Better trains to steam in soon
A passenger rail transport system that will make South Africans proud will soon be on track. In addition, some 65 000 jobs will be created.
The Passenger Rail Agency of South Africa (Prasa), which is responsible for the provision of passenger rail services, has rolled out a Stock Fleet Renewal Programme aimed at bringing passenger rail services up to standard and creating jobs.
A study has found that trains used by Metrorail, a division within Prasa, has aged beyond its economic life. This has led to high maintenance and refurbishment costs, inefficient rail service, customer delays and customer dissatisfaction.
The study also pointed out that it would be uneconomical for Prasa to continue with the existing rolling stock (locomotives,railroad cars and coaches) fleet and that the entire fleet needed to be replaced.
“The people of South Africa must have a mode of transport that they will be proud of,” said Prasa CEO Lucky Montana. He said some of Prasa’s trains were built more than 50 years ago and desperately needed to be replaced with more efficient coaches and locomotives.
Some of the old coaches will become museum pieces at railway stations and others will be leased to other African countries.
The renewal programme will see an estimated 7 224 passenger coaches being bought and introduced into Metrorail between 2015 and 2035, over a period of 20 years.
Montana said the new trains would look completely different from the ones currently in use; they would be fitted with public announcement systems and information screens indicating the name of the station that the train was approaching and would be more energy efficient.
Two 10-year contracts will be awarded to manage the local content aspect of the project, which it is hoped will exceed 70 per cent.
The total cost of R136 billion will see the project create 65 000 direct and indirect jobs.
Of the total amount, R13 billion will be spent on infrastructure development and about R3 billion on the construction of new depots in Cape Town and Gauteng.

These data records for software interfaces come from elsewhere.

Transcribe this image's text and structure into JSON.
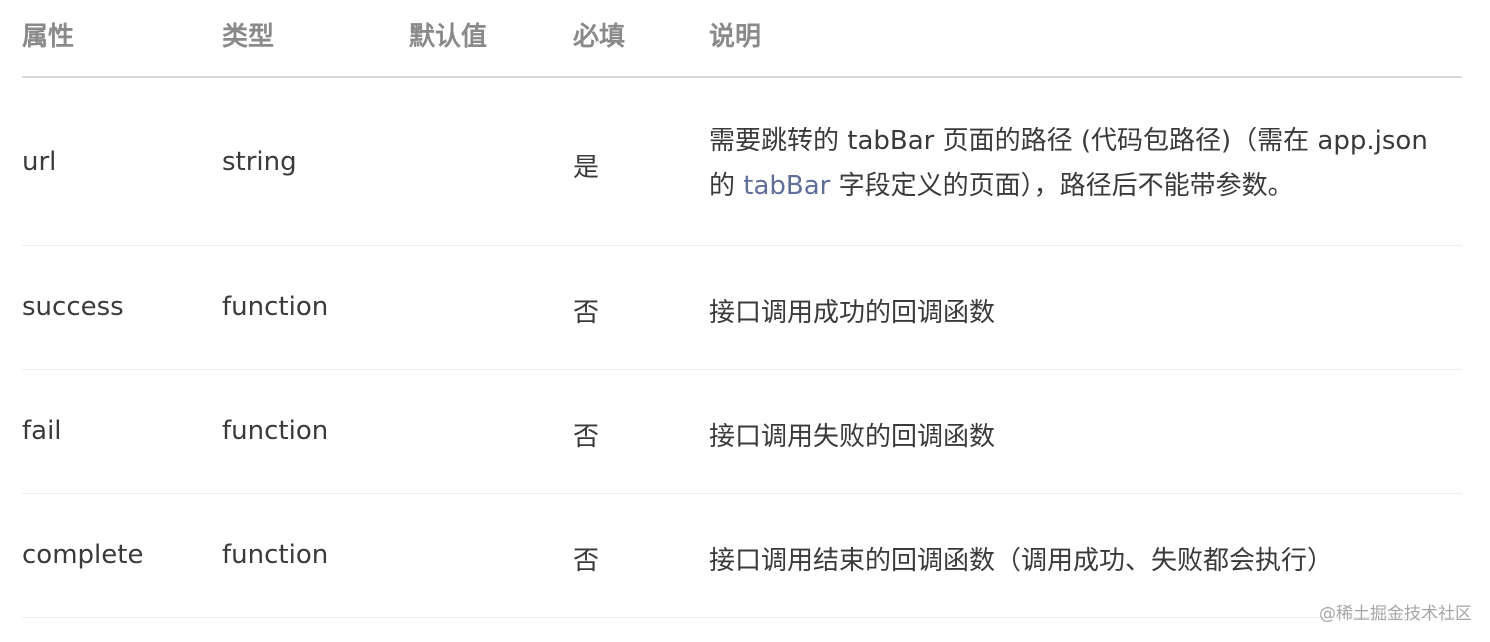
{
  "headers": {
    "attribute": "属性",
    "type": "类型",
    "default": "默认值",
    "required": "必填",
    "description": "说明"
  },
  "rows": [
    {
      "attribute": "url",
      "type": "string",
      "default": "",
      "required": "是",
      "desc_line1": "需要跳转的 tabBar 页面的路径 (代码包路径)（需在 app.json",
      "desc_line2_prefix": "的 ",
      "desc_link": "tabBar",
      "desc_line2_suffix": " 字段定义的页面），路径后不能带参数。"
    },
    {
      "attribute": "success",
      "type": "function",
      "default": "",
      "required": "否",
      "description": "接口调用成功的回调函数"
    },
    {
      "attribute": "fail",
      "type": "function",
      "default": "",
      "required": "否",
      "description": "接口调用失败的回调函数"
    },
    {
      "attribute": "complete",
      "type": "function",
      "default": "",
      "required": "否",
      "description": "接口调用结束的回调函数（调用成功、失败都会执行）"
    }
  ],
  "watermark": "@稀土掘金技术社区",
  "colors": {
    "header_text": "#8a8a8a",
    "body_text": "#3a3a3a",
    "link": "#5f6f9a",
    "header_border": "#d9d9d9",
    "row_border": "#ececec"
  }
}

The first new trains are expected by 2015. Metrorail expects to receive in the region of 500 to 600 coaches a year until 2032.